[Element data from apps and pages]
*-*-*
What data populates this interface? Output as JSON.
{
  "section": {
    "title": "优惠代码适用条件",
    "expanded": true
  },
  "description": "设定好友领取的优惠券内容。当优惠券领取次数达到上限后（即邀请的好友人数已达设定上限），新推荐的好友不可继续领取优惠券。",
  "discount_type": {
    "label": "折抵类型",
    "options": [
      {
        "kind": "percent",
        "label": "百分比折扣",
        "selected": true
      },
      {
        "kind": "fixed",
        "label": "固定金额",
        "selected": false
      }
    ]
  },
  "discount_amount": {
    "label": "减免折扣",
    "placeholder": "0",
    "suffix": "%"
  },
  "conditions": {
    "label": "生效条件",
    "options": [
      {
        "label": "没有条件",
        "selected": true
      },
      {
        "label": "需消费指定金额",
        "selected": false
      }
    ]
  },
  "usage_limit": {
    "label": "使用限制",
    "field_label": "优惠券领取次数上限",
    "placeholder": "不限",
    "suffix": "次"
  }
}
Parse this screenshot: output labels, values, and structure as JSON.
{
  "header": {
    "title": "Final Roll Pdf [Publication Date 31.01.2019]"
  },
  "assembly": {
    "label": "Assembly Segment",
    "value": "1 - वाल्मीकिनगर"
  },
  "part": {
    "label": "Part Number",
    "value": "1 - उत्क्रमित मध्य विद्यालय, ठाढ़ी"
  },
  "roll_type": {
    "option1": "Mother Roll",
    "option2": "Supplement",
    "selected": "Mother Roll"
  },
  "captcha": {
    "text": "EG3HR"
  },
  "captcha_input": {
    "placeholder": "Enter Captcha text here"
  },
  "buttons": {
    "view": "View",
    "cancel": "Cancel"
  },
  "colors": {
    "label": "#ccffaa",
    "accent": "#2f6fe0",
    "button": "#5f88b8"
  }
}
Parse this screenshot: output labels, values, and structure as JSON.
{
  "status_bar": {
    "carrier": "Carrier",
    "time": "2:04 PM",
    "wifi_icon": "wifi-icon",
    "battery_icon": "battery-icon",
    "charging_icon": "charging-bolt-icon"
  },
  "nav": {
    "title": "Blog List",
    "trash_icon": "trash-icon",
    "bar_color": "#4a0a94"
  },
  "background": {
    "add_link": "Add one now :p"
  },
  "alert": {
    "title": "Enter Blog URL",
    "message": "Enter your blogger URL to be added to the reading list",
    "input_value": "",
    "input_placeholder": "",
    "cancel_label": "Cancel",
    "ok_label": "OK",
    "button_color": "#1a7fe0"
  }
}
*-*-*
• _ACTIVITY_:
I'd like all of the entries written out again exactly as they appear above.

• _ANSWER FOR THIS EXERCISE_:
What data populates this interface? Output as JSON.
{
  "section": {
    "title": "优惠代码适用条件",
    "expanded": true
  },
  "description": "设定好友领取的优惠券内容。当优惠券领取次数达到上限后（即邀请的好友人数已达设定上限），新推荐的好友不可继续领取优惠券。",
  "discount_type": {
    "label": "折抵类型",
    "options": [
      {
        "kind": "percent",
        "label": "百分比折扣",
        "selected": true
      },
      {
        "kind": "fixed",
        "label": "固定金额",
        "selected": false
      }
    ]
  },
  "discount_amount": {
    "label": "减免折扣",
    "placeholder": "0",
    "suffix": "%"
  },
  "conditions": {
    "label": "生效条件",
    "options": [
      {
        "label": "没有条件",
        "selected": true
      },
      {
        "label": "需消费指定金额",
        "selected": false
      }
    ]
  },
  "usage_limit": {
    "label": "使用限制",
    "field_label": "优惠券领取次数上限",
    "placeholder": "不限",
    "suffix": "次"
  }
}
Parse this screenshot: output labels, values, and structure as JSON.
{
  "header": {
    "title": "Final Roll Pdf [Publication Date 31.01.2019]"
  },
  "assembly": {
    "label": "Assembly Segment",
    "value": "1 - वाल्मीकिनगर"
  },
  "part": {
    "label": "Part Number",
    "value": "1 - उत्क्रमित मध्य विद्यालय, ठाढ़ी"
  },
  "roll_type": {
    "option1": "Mother Roll",
    "option2": "Supplement",
    "selected": "Mother Roll"
  },
  "captcha": {
    "text": "EG3HR"
  },
  "captcha_input": {
    "placeholder": "Enter Captcha text here"
  },
  "buttons": {
    "view": "View",
    "cancel": "Cancel"
  },
  "colors": {
    "label": "#ccffaa",
    "accent": "#2f6fe0",
    "button": "#5f88b8"
  }
}
Parse this screenshot: output labels, values, and structure as JSON.
{
  "status_bar": {
    "carrier": "Carrier",
    "time": "2:04 PM",
    "wifi_icon": "wifi-icon",
    "battery_icon": "battery-icon",
    "charging_icon": "charging-bolt-icon"
  },
  "nav": {
    "title": "Blog List",
    "trash_icon": "trash-icon",
    "bar_color": "#4a0a94"
  },
  "background": {
    "add_link": "Add one now :p"
  },
  "alert": {
    "title": "Enter Blog URL",
    "message": "Enter your blogger URL to be added to the reading list",
    "input_value": "",
    "input_placeholder": "",
    "cancel_label": "Cancel",
    "ok_label": "OK",
    "button_color": "#1a7fe0"
  }
}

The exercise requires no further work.